In the small Alabama town of Castleberry, once a highly profitable speed trap where the police department was five times larger than the national average, a lawsuit accusing the former police chief of theft, false imprisonment, and enforcing a made-up law, may about to be resolved.
More than 20 months have passed since local attorney Richard Nix filed suit against former police chief Tracy Hawsey and the town. During that time the contentious town law, or ordinance, that enabled Hawsey and his officers to pull people over and tow their vehicles for $500 each has been shelved and the police department shrunken from five full-time officers to two part-time officers that work on their days off from their regular jobs.
But the lawsuit, which is expected to be mediated before Christmas, according to Hawsey, remains. And while it may bring restitution to the plaintiffs in the case, some of which have never had their cars or cash returned, it also has the potential to devastate an already struggling Castleberry.
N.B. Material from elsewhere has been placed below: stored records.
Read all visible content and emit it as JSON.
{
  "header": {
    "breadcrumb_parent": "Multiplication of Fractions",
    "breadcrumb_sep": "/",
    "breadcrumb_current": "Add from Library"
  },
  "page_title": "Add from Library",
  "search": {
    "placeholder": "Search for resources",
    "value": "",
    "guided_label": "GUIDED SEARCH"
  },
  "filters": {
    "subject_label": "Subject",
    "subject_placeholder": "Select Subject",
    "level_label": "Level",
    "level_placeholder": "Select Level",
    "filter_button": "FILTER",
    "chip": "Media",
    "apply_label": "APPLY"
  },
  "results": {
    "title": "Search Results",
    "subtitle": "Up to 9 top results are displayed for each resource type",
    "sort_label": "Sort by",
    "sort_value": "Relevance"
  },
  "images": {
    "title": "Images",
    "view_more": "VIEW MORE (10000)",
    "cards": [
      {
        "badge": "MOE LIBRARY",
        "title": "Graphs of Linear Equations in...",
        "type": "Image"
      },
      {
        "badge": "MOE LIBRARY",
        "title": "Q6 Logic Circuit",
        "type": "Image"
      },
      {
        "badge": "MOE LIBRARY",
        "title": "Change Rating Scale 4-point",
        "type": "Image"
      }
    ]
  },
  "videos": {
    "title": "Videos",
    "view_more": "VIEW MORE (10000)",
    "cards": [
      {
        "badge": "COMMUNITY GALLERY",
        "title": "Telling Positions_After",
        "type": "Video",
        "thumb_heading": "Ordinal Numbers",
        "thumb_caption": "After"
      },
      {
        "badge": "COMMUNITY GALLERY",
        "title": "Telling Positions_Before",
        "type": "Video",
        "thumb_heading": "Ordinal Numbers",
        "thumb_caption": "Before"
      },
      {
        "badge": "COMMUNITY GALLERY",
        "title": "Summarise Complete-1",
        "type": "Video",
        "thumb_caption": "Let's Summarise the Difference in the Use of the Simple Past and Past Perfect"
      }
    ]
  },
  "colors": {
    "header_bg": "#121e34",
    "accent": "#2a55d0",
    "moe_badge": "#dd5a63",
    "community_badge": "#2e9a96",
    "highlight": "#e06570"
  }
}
Yeah, I suppose five full-time officers would be quite an expense for a town of 600.
“We’re still terrible financially,” said Mayor Buddy Kirksey, who narrowly beat out the former mayor by just 30 votes during an election a little over two years ago. “The town can’t afford anything like this so right now we’re depending on the insurance companies to pay for it.”
And what of this Hawsey fellow, anyway?
In 2002, Hawsey saw multiple drug bust cases thrown out of by judges after he and his deputies used improper police procedure when entering suspects properties, according to AL.com reporting from the time. Four years later, he stepped down as Conecuh County Sheriff two months before his second term was up, according to the Evergreen Courant. He had just lost a run-off. The resignation was seen at the time as being unprofessional given that deputies under him lost their arresting powers. A new Sheriff was sworn in immediately, only to find that food for inmates at the county jail had run out. New Sheriff, Edwin L. Booker, was forced to use his own money to feed inmates.
Which is not to say Hawsey was loath to spend money:
In 2016, revenues from the court system and the drug towing law, brought in more than $546,000, approximately double from the year before. At the same time, however, payroll for the cops and court quadrupled, according to financial documents.
The city began to accrue new debts, which was compounded by debts incurred by Hawsey’s ambitious plan to grow the police department with personnel, dispatchers, new equipment and at one point five cop cars.
And cop tires, cop suspensions, and cop shocks run into some serious money.